There are tons of myths about how the music industry operates, and when you’re trying to break into the business, these misconceptions can send you down the wrong path in a big way. This is part one in a series looking at common music business myths so you can avoid falling prey to them. Be sure to check the bottom of the article for more information.
Music Industry Myth: Your Demo Has To Cost A Lot (And It Shouldn’t Be a Demo):
When I think of mythology, I think of Norse, Greek, Roman and demos. Really. And while most of us have come to the conclusion that Atlas probably isn’t holding the world on his shoulders, the myths about demos just won’t quit. Plenty of people will tell you that your demo needs to be professionally recorded and that it needs fancy artwork to get any label love. Not true. Here’s the reality:
- No label has ever said, “wow, I like the music – I would have signed them had the recording been more professional.”
- Likewise, no label has ever said, “wow, look at that packaging! I don’t even care if I like the music – draw up the contracts!”
Labels are a lot more savvy about demos than the people who tell you your demo should land on the A&R desk in release ready format give them credit for. What they’re looking for is music that they like (or music that they think they can sell). They expect demos to be rough, and they except that they may have to send musicians into the studio/work with them on artwork/generally have a role in developing the project when they sign them. They are, after all, record labels, and their function is to get your music into a release ready state and sell it. Many labels WANT to be involved in these processes, and even if they don’t care that much about being involved, they’re not going to reject your demo if they like the music simply because your release is going to need some work. When you’ve invested in a 16 page color booklet, a professional pressing and long hours in the studio for your demo, you actually make yourself look a bit naive to the label – it doesn’t do you any favors.
There is also a trend coming into play in which the word “demo” is being cast in a bad light – like demos are for amateurs, and that you should never tell a label your recording is a “demo.” In reality, you can call it whatever you like – you can send your demo with a note that says “here’s your pepperoni pizza”, if it makes you feel better. The truth is that the label is going to know exactly what it is, no matter what you call it. Labels don’t frown on demos – that’s how they find new music.
There’s are other dangers in pretending to a label that your recording has been promoted and been selling copies or that it’s a promo and not a demo:
- If you send a label a package and say, “here’s my promo,” a label will think that you’re sending them a promotional copy of an album you’re releasing for them to check out. After all, that’swhat a promo is. If you want the label to know you want them to consider your album for release on THEIR label, calling it a promo doesn’t get your message across.

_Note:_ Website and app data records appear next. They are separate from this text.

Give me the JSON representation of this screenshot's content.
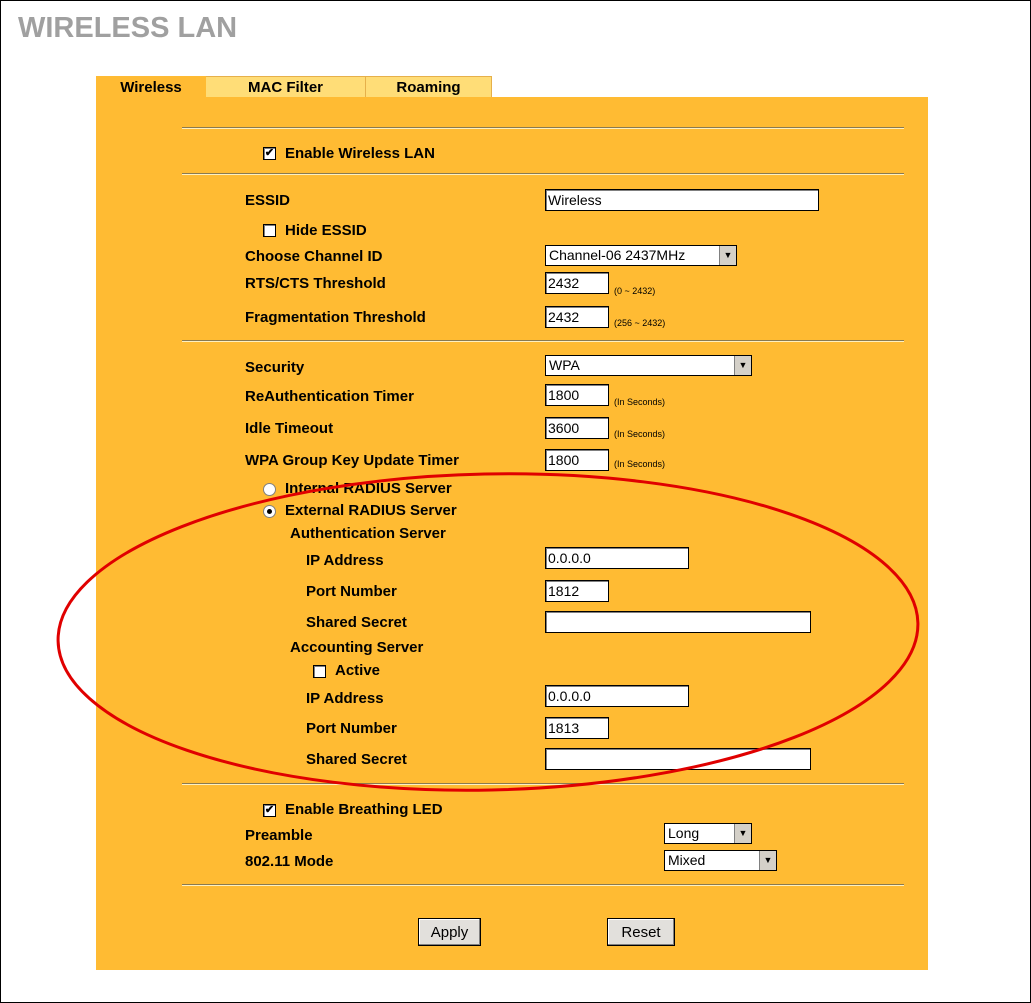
{
  "page": {
    "title": "WIRELESS LAN"
  },
  "tabs": [
    {
      "label": "Wireless"
    },
    {
      "label": "MAC Filter"
    },
    {
      "label": "Roaming"
    }
  ],
  "wireless": {
    "enable_label": "Enable Wireless LAN",
    "enabled": true
  },
  "essid": {
    "label": "ESSID",
    "value": "Wireless",
    "hide_label": "Hide ESSID",
    "hide_checked": false
  },
  "channel": {
    "label": "Choose Channel ID",
    "value": "Channel-06 2437MHz"
  },
  "rts": {
    "label": "RTS/CTS  Threshold",
    "value": "2432",
    "hint": "(0 ~ 2432)"
  },
  "frag": {
    "label": "Fragmentation  Threshold",
    "value": "2432",
    "hint": "(256 ~ 2432)"
  },
  "security": {
    "label": "Security",
    "value": "WPA"
  },
  "reauth": {
    "label": "ReAuthentication Timer",
    "value": "1800",
    "hint": "(In Seconds)"
  },
  "idle": {
    "label": "Idle Timeout",
    "value": "3600",
    "hint": "(In Seconds)"
  },
  "wpa_group": {
    "label": "WPA Group Key Update Timer",
    "value": "1800",
    "hint": "(In Seconds)"
  },
  "radius": {
    "internal_label": "Internal RADIUS Server",
    "external_label": "External RADIUS Server",
    "selected": "external"
  },
  "auth_server": {
    "heading": "Authentication Server",
    "ip_label": "IP Address",
    "ip_value": "0.0.0.0",
    "port_label": "Port Number",
    "port_value": "1812",
    "secret_label": "Shared Secret",
    "secret_value": ""
  },
  "acct_server": {
    "heading": "Accounting Server",
    "active_label": "Active",
    "active_checked": false,
    "ip_label": "IP Address",
    "ip_value": "0.0.0.0",
    "port_label": "Port Number",
    "port_value": "1813",
    "secret_label": "Shared Secret",
    "secret_value": ""
  },
  "breathing": {
    "label": "Enable Breathing LED",
    "checked": true
  },
  "preamble": {
    "label": "Preamble",
    "value": "Long"
  },
  "mode": {
    "label": "802.11 Mode",
    "value": "Mixed"
  },
  "buttons": {
    "apply": "Apply",
    "reset": "Reset"
  },
  "colors": {
    "panel": "#ffbb33",
    "tab_inactive": "#ffdd77",
    "title": "#a0a0a0",
    "annotation": "#e00000"
  },
  "icons": {
    "checkbox_checked": "✔",
    "dropdown_arrow": "▼"
  }
}
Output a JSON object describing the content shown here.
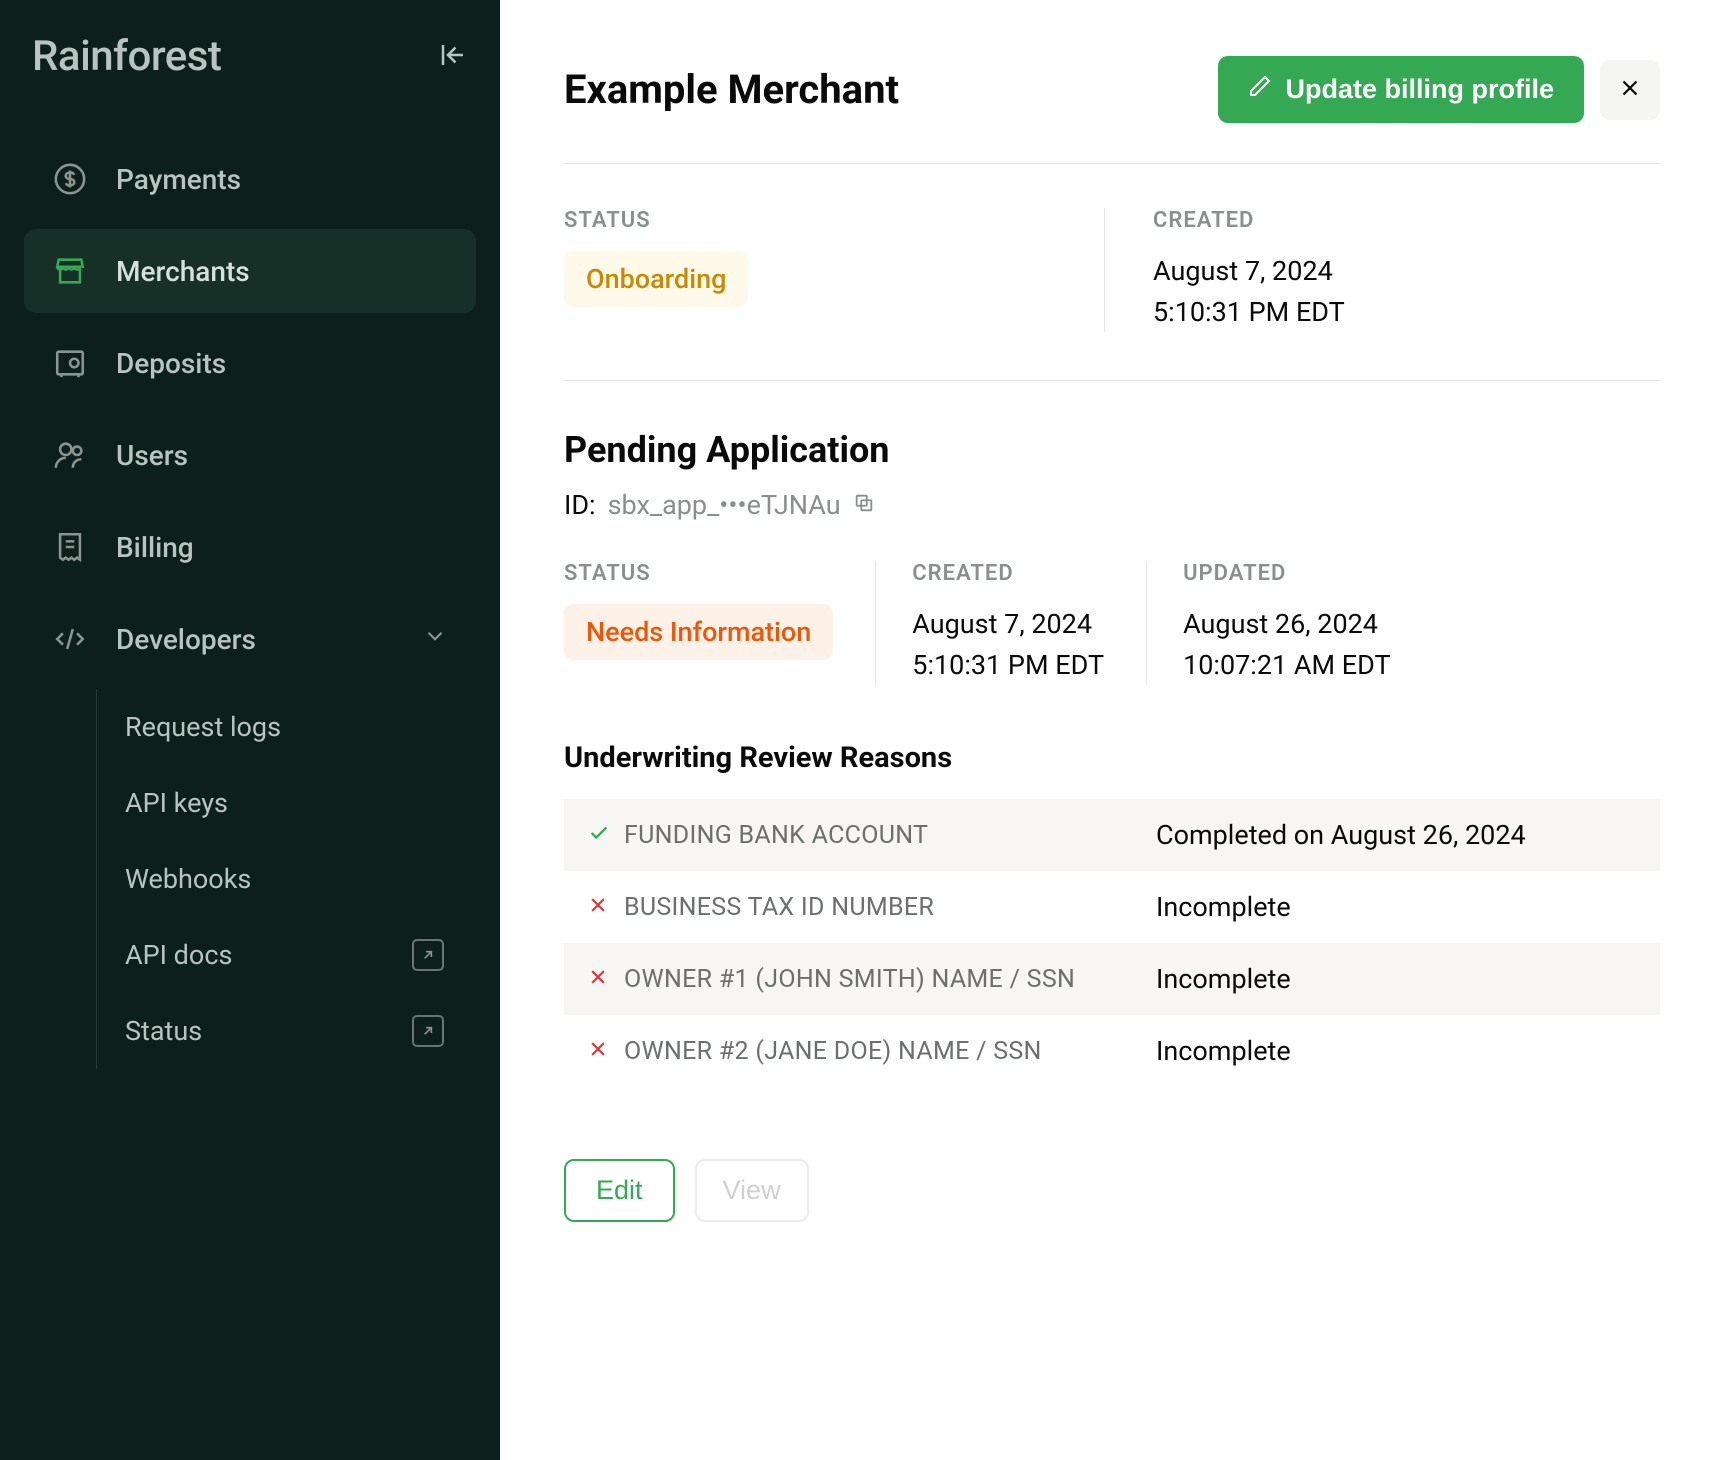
{
  "brand": "Rainforest",
  "sidebar": {
    "items": [
      {
        "label": "Payments"
      },
      {
        "label": "Merchants"
      },
      {
        "label": "Deposits"
      },
      {
        "label": "Users"
      },
      {
        "label": "Billing"
      },
      {
        "label": "Developers"
      }
    ],
    "subitems": [
      {
        "label": "Request logs"
      },
      {
        "label": "API keys"
      },
      {
        "label": "Webhooks"
      },
      {
        "label": "API docs"
      },
      {
        "label": "Status"
      }
    ]
  },
  "header": {
    "title": "Example Merchant",
    "update_button": "Update billing profile"
  },
  "merchant": {
    "status_label": "STATUS",
    "status_value": "Onboarding",
    "created_label": "CREATED",
    "created_date": "August 7, 2024",
    "created_time": "5:10:31 PM EDT"
  },
  "application": {
    "title": "Pending Application",
    "id_label": "ID:",
    "id_value": "sbx_app_•••eTJNAu",
    "status_label": "STATUS",
    "status_value": "Needs Information",
    "created_label": "CREATED",
    "created_date": "August 7, 2024",
    "created_time": "5:10:31 PM EDT",
    "updated_label": "UPDATED",
    "updated_date": "August 26, 2024",
    "updated_time": "10:07:21 AM EDT"
  },
  "review": {
    "title": "Underwriting Review Reasons",
    "rows": [
      {
        "reason": "FUNDING BANK ACCOUNT",
        "status": "Completed on August 26, 2024",
        "complete": true
      },
      {
        "reason": "BUSINESS TAX ID NUMBER",
        "status": "Incomplete",
        "complete": false
      },
      {
        "reason": "OWNER #1 (JOHN SMITH) NAME / SSN",
        "status": "Incomplete",
        "complete": false
      },
      {
        "reason": "OWNER #2 (JANE DOE) NAME / SSN",
        "status": "Incomplete",
        "complete": false
      }
    ]
  },
  "actions": {
    "edit": "Edit",
    "view": "View"
  }
}
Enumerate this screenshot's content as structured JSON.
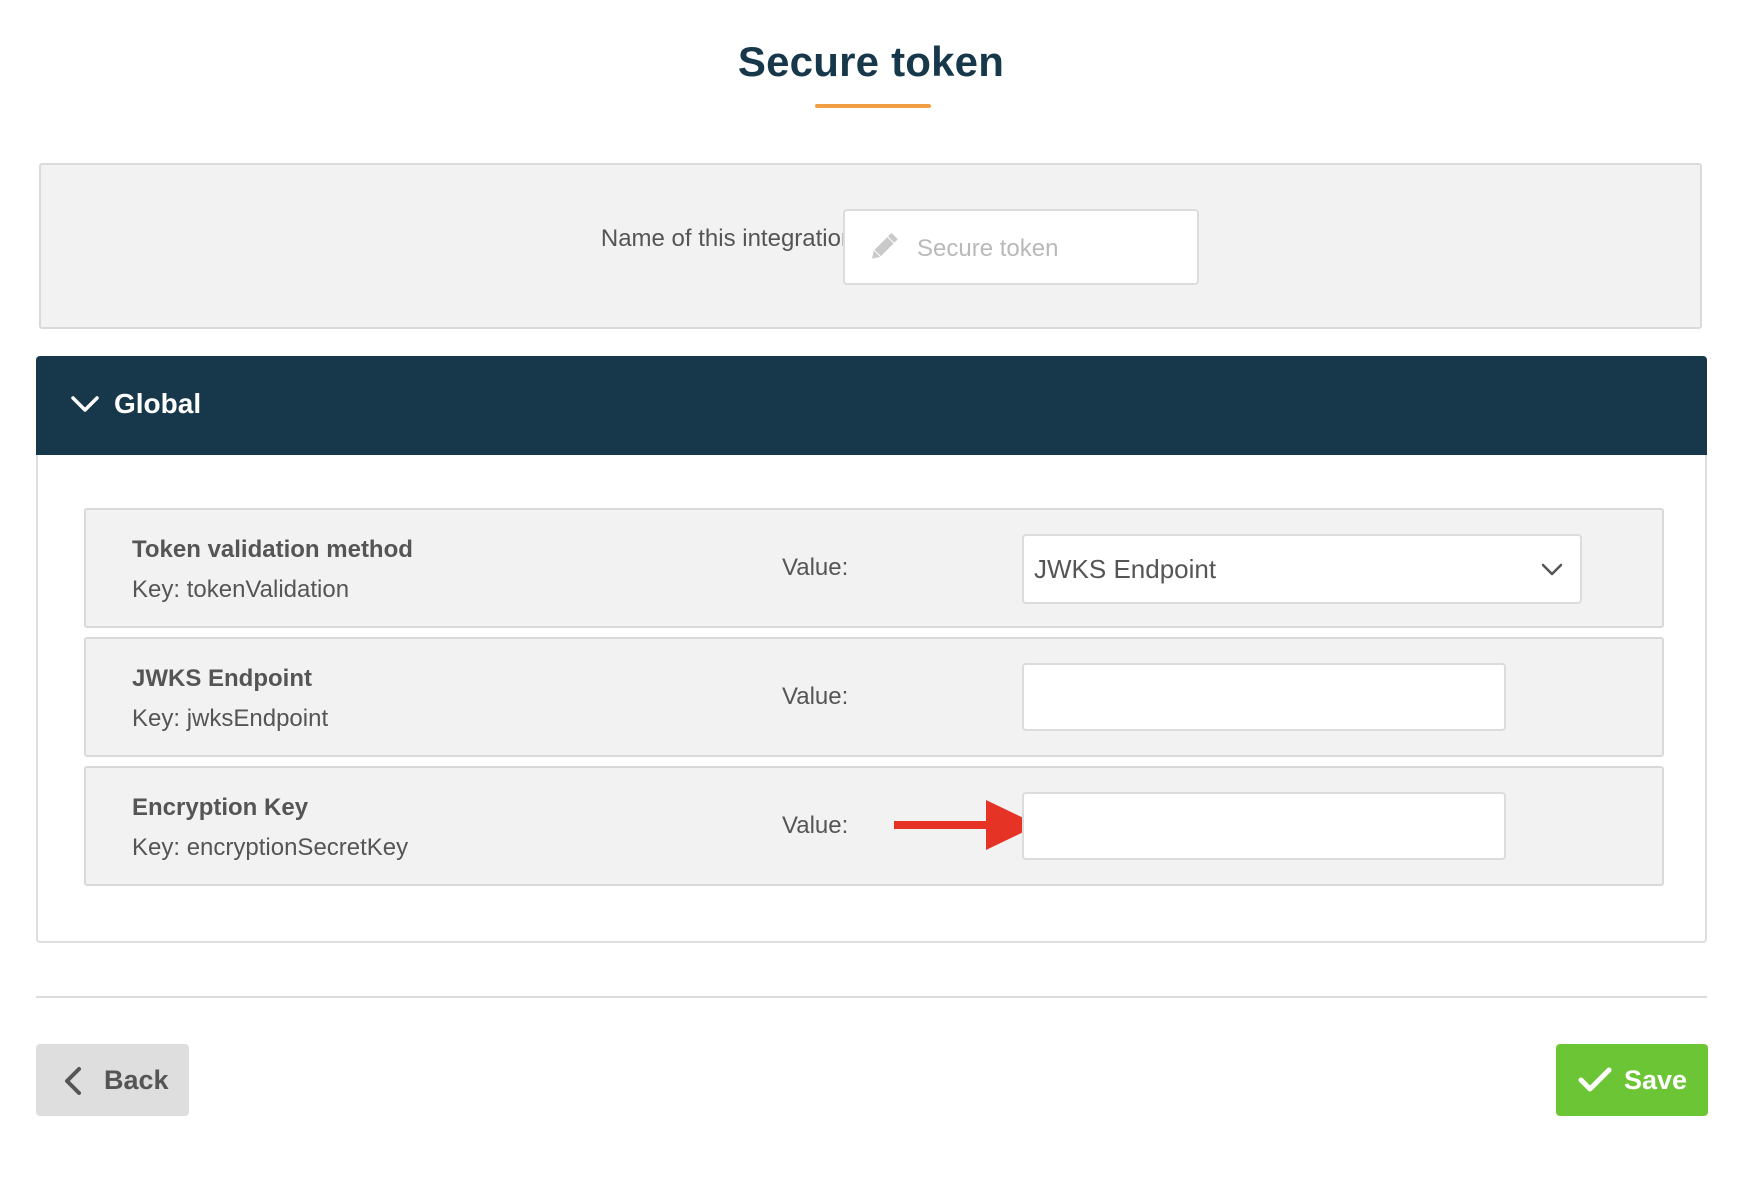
{
  "page": {
    "title": "Secure token"
  },
  "name_panel": {
    "label": "Name of this integration:",
    "input_placeholder": "Secure token",
    "input_value": "",
    "icon": "pencil-icon"
  },
  "section": {
    "title": "Global",
    "icon": "chevron-down-icon",
    "header_color": "#17384b"
  },
  "settings": [
    {
      "name": "Token validation method",
      "key_label": "Key:",
      "key": "tokenValidation",
      "value_label": "Value:",
      "control": "select",
      "value": "JWKS Endpoint"
    },
    {
      "name": "JWKS Endpoint",
      "key_label": "Key:",
      "key": "jwksEndpoint",
      "value_label": "Value:",
      "control": "text",
      "value": ""
    },
    {
      "name": "Encryption Key",
      "key_label": "Key:",
      "key": "encryptionSecretKey",
      "value_label": "Value:",
      "control": "text",
      "value": "",
      "annotation": "red-arrow"
    }
  ],
  "footer": {
    "back_label": "Back",
    "save_label": "Save",
    "save_color": "#6cc534"
  },
  "colors": {
    "title_accent": "#f0a043",
    "annotation_arrow": "#e53425"
  }
}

- A label isn’t interested in releasing an album that has already been sold and promoted. Even if you haven’t really sold a single copy or earned a single review, trying to convince the label that you have only gives them the impression that they won’t be able to drum up any press for the release and that most of the sales have already happened. Sure, if your second album sells millions, they may reissue your first indie release, but otherwise, pretending the demo you’re sending to them has already sold a lot of copies doesn’t help.
The bottom line? Cheap demos that are really demos are perfectly acceptable – and often preferred. I’m a big believer that there is more than one way to get things done in the music industry, but when it comes to demos, it’s really hard to justify trying to gussy them up into something they’re not. Music is expensive enough – you won’t get a good return on investing too much in your demo.